Task description>
Please tally the lines in the data below that include the string "Reviews", and reply with only the total.
----- Record set
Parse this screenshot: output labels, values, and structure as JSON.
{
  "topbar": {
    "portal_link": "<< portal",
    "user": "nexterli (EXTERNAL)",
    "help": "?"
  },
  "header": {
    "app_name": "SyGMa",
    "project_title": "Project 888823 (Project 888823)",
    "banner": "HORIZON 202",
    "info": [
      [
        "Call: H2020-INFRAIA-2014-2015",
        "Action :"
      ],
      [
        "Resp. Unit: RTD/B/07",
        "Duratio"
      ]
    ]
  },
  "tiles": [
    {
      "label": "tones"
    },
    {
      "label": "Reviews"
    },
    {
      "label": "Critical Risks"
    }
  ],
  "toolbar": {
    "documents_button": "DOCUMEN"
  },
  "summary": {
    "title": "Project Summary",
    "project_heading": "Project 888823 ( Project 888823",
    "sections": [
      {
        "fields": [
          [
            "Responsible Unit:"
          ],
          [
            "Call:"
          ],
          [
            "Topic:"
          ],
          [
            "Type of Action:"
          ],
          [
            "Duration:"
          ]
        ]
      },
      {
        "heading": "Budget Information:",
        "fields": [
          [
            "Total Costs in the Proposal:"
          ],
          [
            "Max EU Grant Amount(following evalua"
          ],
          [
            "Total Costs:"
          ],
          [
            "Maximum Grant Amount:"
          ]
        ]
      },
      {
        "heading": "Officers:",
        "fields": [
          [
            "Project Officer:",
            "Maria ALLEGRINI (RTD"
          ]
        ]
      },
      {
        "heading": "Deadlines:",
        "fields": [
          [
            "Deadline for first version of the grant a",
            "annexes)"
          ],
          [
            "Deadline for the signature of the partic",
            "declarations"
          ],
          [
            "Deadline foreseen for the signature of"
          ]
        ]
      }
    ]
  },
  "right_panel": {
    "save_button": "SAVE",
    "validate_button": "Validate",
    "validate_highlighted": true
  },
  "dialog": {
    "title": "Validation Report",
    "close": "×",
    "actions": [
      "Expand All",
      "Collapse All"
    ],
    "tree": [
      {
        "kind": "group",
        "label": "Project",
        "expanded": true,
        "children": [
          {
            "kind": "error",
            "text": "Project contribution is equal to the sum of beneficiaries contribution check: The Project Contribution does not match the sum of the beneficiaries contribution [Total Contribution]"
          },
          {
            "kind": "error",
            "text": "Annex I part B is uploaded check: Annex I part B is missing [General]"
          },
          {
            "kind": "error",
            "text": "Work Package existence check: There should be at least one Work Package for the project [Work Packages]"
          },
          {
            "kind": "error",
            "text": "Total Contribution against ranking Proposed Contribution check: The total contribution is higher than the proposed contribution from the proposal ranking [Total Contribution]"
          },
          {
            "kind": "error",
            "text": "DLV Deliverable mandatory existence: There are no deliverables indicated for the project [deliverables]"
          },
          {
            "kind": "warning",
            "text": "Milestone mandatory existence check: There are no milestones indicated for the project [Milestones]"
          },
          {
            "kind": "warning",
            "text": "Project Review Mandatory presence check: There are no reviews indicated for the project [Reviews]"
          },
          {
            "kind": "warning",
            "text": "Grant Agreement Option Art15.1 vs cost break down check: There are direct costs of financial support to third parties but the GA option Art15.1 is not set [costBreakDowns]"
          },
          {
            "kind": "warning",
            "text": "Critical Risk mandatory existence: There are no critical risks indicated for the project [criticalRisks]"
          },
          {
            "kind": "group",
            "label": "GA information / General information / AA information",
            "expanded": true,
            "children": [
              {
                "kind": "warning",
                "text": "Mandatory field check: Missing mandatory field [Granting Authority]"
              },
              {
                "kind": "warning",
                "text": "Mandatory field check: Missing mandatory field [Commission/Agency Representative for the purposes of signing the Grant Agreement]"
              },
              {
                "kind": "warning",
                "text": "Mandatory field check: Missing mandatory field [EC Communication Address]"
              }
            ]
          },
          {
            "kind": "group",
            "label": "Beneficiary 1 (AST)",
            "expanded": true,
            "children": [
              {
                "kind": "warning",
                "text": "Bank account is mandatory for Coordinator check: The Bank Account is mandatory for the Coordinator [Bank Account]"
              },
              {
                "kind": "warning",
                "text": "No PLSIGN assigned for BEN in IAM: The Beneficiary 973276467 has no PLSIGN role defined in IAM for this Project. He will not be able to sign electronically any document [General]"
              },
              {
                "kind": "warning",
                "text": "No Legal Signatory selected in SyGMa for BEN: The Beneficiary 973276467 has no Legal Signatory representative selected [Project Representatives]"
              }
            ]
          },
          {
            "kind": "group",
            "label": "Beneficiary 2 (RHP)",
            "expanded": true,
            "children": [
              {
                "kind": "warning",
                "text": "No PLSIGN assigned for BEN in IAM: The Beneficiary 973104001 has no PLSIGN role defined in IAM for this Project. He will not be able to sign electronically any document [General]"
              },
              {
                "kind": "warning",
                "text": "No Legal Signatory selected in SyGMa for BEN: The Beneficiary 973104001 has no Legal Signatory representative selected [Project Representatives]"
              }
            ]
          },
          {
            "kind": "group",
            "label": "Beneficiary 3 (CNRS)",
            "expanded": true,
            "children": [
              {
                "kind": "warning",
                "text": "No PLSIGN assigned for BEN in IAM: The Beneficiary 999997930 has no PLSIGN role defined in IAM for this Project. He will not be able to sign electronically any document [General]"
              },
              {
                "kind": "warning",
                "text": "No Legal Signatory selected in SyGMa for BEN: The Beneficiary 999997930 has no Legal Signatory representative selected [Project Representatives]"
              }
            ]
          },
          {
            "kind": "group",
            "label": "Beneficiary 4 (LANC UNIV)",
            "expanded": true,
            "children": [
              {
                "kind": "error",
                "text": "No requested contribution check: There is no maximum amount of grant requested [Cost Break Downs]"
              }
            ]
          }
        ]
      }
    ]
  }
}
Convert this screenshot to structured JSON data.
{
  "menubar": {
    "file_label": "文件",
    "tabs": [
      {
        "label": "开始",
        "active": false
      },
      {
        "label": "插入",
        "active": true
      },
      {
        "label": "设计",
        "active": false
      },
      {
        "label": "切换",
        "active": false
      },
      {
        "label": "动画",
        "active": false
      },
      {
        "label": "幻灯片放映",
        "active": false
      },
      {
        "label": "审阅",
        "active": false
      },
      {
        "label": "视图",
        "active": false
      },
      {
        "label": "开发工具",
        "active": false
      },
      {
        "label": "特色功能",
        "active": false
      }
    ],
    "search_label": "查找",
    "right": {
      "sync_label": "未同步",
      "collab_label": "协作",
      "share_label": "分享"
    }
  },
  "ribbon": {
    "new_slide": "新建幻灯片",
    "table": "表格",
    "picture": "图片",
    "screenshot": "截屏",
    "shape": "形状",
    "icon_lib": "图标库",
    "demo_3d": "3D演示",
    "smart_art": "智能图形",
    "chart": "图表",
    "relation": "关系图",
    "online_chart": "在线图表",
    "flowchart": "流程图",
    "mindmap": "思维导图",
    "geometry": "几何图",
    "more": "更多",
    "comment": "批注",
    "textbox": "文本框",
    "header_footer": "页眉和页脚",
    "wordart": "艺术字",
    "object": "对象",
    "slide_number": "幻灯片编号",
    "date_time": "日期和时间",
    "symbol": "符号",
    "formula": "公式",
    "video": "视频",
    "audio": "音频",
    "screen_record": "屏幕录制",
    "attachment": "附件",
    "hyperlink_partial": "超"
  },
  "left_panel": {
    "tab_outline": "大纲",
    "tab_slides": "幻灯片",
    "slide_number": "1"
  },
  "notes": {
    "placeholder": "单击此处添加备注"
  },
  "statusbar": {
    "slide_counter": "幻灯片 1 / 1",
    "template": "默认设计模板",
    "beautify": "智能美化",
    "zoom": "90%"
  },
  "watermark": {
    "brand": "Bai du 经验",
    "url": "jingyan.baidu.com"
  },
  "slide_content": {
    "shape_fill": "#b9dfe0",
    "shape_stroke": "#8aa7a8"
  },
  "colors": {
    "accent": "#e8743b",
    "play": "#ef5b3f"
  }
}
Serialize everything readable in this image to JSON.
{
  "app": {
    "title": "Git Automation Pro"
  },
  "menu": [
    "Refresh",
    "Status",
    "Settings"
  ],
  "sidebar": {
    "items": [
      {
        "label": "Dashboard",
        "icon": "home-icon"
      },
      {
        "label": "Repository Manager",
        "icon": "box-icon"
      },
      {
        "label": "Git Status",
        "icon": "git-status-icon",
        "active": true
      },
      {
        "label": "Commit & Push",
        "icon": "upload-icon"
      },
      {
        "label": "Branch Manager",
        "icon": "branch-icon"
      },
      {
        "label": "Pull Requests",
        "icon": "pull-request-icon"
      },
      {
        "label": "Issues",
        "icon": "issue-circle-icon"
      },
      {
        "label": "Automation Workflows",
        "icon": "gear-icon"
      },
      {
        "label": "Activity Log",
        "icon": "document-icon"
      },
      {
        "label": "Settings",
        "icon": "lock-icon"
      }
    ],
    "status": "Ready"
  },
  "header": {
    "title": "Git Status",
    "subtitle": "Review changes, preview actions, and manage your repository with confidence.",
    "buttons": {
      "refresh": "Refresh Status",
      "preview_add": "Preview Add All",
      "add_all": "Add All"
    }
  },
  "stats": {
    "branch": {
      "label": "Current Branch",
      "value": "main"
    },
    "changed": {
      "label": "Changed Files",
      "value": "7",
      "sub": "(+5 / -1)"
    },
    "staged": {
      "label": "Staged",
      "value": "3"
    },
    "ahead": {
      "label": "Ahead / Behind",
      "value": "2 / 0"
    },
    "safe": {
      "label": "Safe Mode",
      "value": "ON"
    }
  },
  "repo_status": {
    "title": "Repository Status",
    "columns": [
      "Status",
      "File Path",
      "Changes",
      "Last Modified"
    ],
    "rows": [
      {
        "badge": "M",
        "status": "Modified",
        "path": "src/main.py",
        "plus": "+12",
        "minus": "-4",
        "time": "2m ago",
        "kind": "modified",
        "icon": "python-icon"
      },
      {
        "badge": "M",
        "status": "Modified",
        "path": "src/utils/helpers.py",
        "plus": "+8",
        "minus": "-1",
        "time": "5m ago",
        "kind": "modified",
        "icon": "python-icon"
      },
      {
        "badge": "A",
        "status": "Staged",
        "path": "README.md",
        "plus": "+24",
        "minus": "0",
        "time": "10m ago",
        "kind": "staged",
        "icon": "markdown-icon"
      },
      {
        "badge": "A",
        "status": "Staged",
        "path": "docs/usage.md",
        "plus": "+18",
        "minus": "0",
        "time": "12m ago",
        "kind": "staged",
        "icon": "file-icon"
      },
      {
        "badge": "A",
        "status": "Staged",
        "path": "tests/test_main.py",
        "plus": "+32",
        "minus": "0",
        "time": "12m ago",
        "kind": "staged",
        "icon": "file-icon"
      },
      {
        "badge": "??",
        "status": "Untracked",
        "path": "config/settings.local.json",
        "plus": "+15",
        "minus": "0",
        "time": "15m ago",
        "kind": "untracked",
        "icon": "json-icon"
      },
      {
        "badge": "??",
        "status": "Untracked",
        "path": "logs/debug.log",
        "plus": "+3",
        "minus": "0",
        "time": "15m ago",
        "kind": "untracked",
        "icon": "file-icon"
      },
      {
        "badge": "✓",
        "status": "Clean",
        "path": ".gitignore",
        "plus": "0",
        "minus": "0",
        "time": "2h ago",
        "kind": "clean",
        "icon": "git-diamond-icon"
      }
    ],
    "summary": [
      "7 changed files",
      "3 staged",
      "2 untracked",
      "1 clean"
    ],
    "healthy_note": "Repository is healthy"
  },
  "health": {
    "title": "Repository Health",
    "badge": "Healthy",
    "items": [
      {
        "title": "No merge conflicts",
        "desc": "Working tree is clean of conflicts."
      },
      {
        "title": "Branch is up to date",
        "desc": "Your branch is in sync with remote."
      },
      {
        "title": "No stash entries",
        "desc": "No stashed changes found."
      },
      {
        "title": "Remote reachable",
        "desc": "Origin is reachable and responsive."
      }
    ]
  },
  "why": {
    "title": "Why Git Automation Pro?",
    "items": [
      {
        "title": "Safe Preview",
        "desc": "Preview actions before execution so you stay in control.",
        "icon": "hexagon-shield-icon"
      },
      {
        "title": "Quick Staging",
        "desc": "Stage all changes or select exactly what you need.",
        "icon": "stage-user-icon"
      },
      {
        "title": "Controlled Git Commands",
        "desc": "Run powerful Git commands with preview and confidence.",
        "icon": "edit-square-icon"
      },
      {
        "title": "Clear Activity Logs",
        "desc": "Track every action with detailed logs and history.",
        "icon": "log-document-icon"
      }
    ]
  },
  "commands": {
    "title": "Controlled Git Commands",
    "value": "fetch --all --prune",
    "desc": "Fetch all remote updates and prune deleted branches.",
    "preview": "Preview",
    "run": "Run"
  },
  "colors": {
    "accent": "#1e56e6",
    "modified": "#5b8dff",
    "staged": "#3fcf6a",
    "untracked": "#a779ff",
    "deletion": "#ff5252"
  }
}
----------
Response area>
2